Photo: King Alfred’s Tower by Paul Howell of Pictori Images
IT’S OFFICIAL! Shaftesbury has one of the best stargazing spots in the world on its doorstep.
The Cranborne Chase Area of Outstanding Natural Beauty (AoNB) has been recognised as an International Dark Sky Reserve, an area that restricts light pollution and promotes astronomy.
The AoNB has the largest central area of darkness of any International Dark Sky Reserve in the UK. It’s also the first AoNB in the country to receive the recognition, and only the 14th reserve across the globe to join an exclusive club of International Union for the Conservation of Nature (IUCN) Protected Areas to gain international recognition for our dark skies.
“Some people are lucky enough to recognise ‘the Plough’, but for others, seeing stars and their constellations is often impossible because of light pollution. Here in Cranborne Chase we can see the Milky Way and the Andromeda galaxy, if the clouds allow!” said Linda Nunn, Director of Cranborne Chase AONB.
“We think of our beautiful landscapes as being on the ground, but 50% of our landscape is above our heads, in the sky. The quality of our night sky is so important and this isn’t just for the benefit of astronomers. There are huge benefits for nocturnal wildlife, our own human health and wellbeing, for education, tourism and for energy saving. We’re thrilled to be playing our part.”
Bob Mizon, who leads the Commission for Dark Skies in the UK and has played a major supporting role in the application, added: “You can’t fail to be amazed by the show the night sky puts on when you’re in Cranborne Chase AONB on a clear night. This dark sky status helps to keep it that way for future generations.”
Cranborne pressed hard to obtain International Dark Sky Reserve status. Northumberland, Elan Valley and Galloway have Dark-Sky parks, while four national parks in the UK have the mantle (Exmoor, Brecon Beacons, South Downs, Snowdonia). But Cranborne is the first AONB in the country to earn the accolade.
The bid was submitted in early spring 2019 to create Dorset’s first International Dark Sky Reserve. There are several recommended places to stargaze within the the AoNB but the nearest to Shaftesbury – and one of the most spectacular – is Fontmell Down Nature Reserve on Spread Eagle Hill, two miles away. By day, there are stunning views out to the Blackmore Vale: the landscape was bought to preserve the essence of Thomas Hardy’s Wessex.

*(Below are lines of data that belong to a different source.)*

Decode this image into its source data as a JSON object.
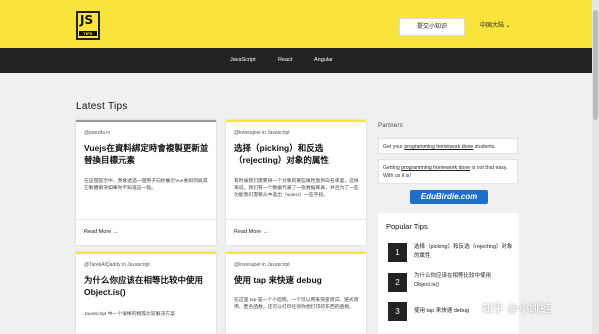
{
  "header": {
    "logo_text": "JS",
    "logo_sub": "TIPS",
    "submit_label": "提交小知识",
    "language_label": "中国大陆 ⌄"
  },
  "nav": {
    "items": [
      "JavaScript",
      "React",
      "Angular"
    ]
  },
  "main": {
    "section_title": "Latest Tips",
    "read_more": "Read More →",
    "cards": [
      {
        "meta": "@panzila in",
        "title": "Vuejs在資料綁定時會複製更新並替換目標元素",
        "desc": "在這個提示中，我會透過一個例子向你展示Vue會如何與其它軟體衝突如果你不知道這一點。"
      },
      {
        "meta": "@loverajoel in Javascript",
        "title": "选择（picking）和反选（rejecting）对象的属性",
        "desc": "有时候我们需要将一个对象的某些属性放到白名单里，这样来说，我们有一个数据代表了一张数据库表，并且为了一些功能我们需要从中选出（select）一些字段。"
      },
      {
        "meta": "@TarekAlQaddy in Javascript",
        "title": "为什么你应该在相等比较中使用 Object.is()",
        "desc": "JavaScript 中一个很棒的相等比较解决方案"
      },
      {
        "meta": "@loverajoel in Javascript",
        "title": "使用 tap 来快速 debug",
        "desc": "在这里 tap 是一个小怪物，一个可以用来快速调试、链式调用、匿名函数，还可以打印任何你想打印的东西的函数。"
      }
    ]
  },
  "sidebar": {
    "partners_title": "Partners",
    "partner_boxes": [
      {
        "before": "Get your ",
        "link": "programming homework done",
        "after": " students."
      },
      {
        "before": "Getting ",
        "link": "programming homework done",
        "after": " is not that easy. With us it is!"
      }
    ],
    "partner_logo": "EduBirdie.com",
    "popular_title": "Popular Tips",
    "popular": [
      {
        "num": "1",
        "text": "选择（picking）和反选（rejecting）对象的属性"
      },
      {
        "num": "2",
        "text": "为什么你应该在相等比较中使用 Object.is()"
      },
      {
        "num": "3",
        "text": "使用 tap 来快速 debug"
      }
    ]
  },
  "watermark": "知乎 @小跳蛙",
  "colors": {
    "brand_yellow": "#f8e43b",
    "nav_dark": "#222222",
    "background": "#f0f0f0"
  }
}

At 263m, the summit of the hill is one of the highest points in Dorset. An Armada beacon sited here in 1588 formed part of the chain of signal beacons stretching between London and Plymouth. What better place to witness the other navigational tools used by sea farers worldwide – the mystical constellations. This site offers superb panoramic views which, apart from Win Green, are unparalleled in the AONB.

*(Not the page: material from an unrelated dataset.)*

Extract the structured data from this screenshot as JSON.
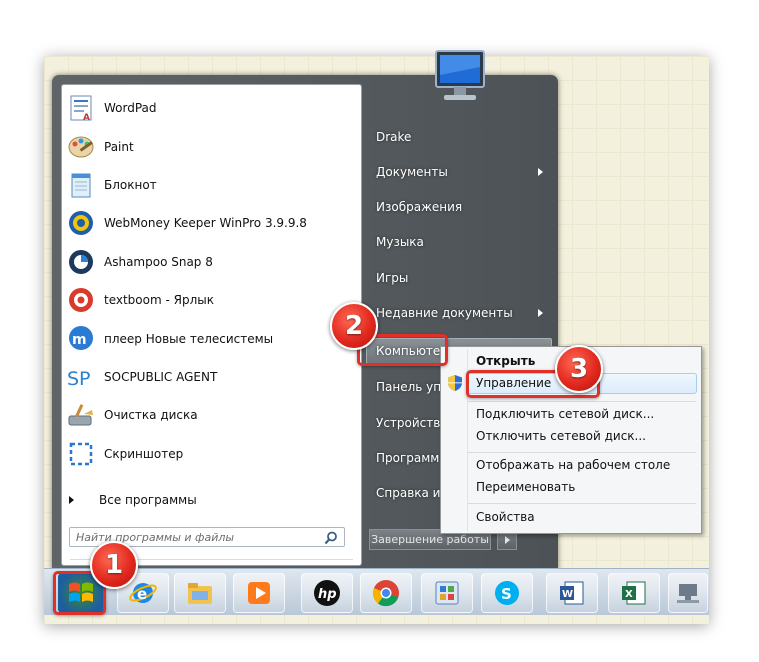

Adam Dalton, International Dark Sky Places Program Manager at the International Dark-Sky Association (IDA), based in Tuscon, USA, said: “Cranborne Chase has the largest central area of darkness of any International Dark Sky Reserve in the UK. It is a huge area of land at almost 1000 sq km, and less than 2 hours from London and Bristol. For those living and visiting this beautiful area, this is something to be celebrated and enjoyed.”
The Reserve designation can only be given by the IDA to those areas that enjoy exceptional starry skies and have pledged to protect and improve them for future generations.
This is the culmination of over ten years’ work by the Dark Sky project team at the AONB led by Amanda Scott for the last 18 months.
To achieve International Dark Sky Reserve status, Cranborne Chase AONB was put through a series of stringent checks by the IDA.
Linda Nunn, continued: “We have taken meter readings of the darkness of the night sky for several years and we are hugely grateful to the Wessex Astronomical Society for their support. We must also thank Bob Mizon as we could not have achieved this without his help, or the support of the local authorities and parish councils and we look forward to working with them as we continue to improve our dark skies.
“Although huge amounts of work have already been done to achieve this status, we must continually improve our dark skies. Dark sky friendly schemes with schools, business, parishes and landowners are being developed and Wiltshire Council, which administers two-thirds of the area, has already agreed to upgrade its street lighting. This will make a significant contribution and will help us continually improve our dark sky quality. This is a requirement of the International Dark-Sky Association (IDA) to ensure we maintain our exclusive status.”
Cranborne Chase AONB joins a prestigious group of areas around the world that are certified IDA International Dark-Sky Reserves:
- Aoraki Mackenzie (New Zealand)
- Brecon Beacons National Park (Wales)
- Central Idaho (U.S.)
- Cévennes National Park (France)
- Exmoor National Park (England)
- Kerry (Ireland)
- Mont-Mégantic (Québec)
- Moore’s Reserve (South Downs, England)
- NamibRand Nature Reserve (Namibia)
- Pic du Midi (France)
- Rhön (Germany)
- Snowdonia National Park (Wales)
- Westhavelland (Germany)
Dec 17: Stargazing evening with Chasing Stars, Ashmore Village Hall, Shaftesbury SP5 5AL, 7pm.
Feb 19, 2020: Stargazing evening with Chasing Stars, Church Farm Caravanning and Camping Park, High Street, Sixpenny Handley, SP5 5ND, 7pm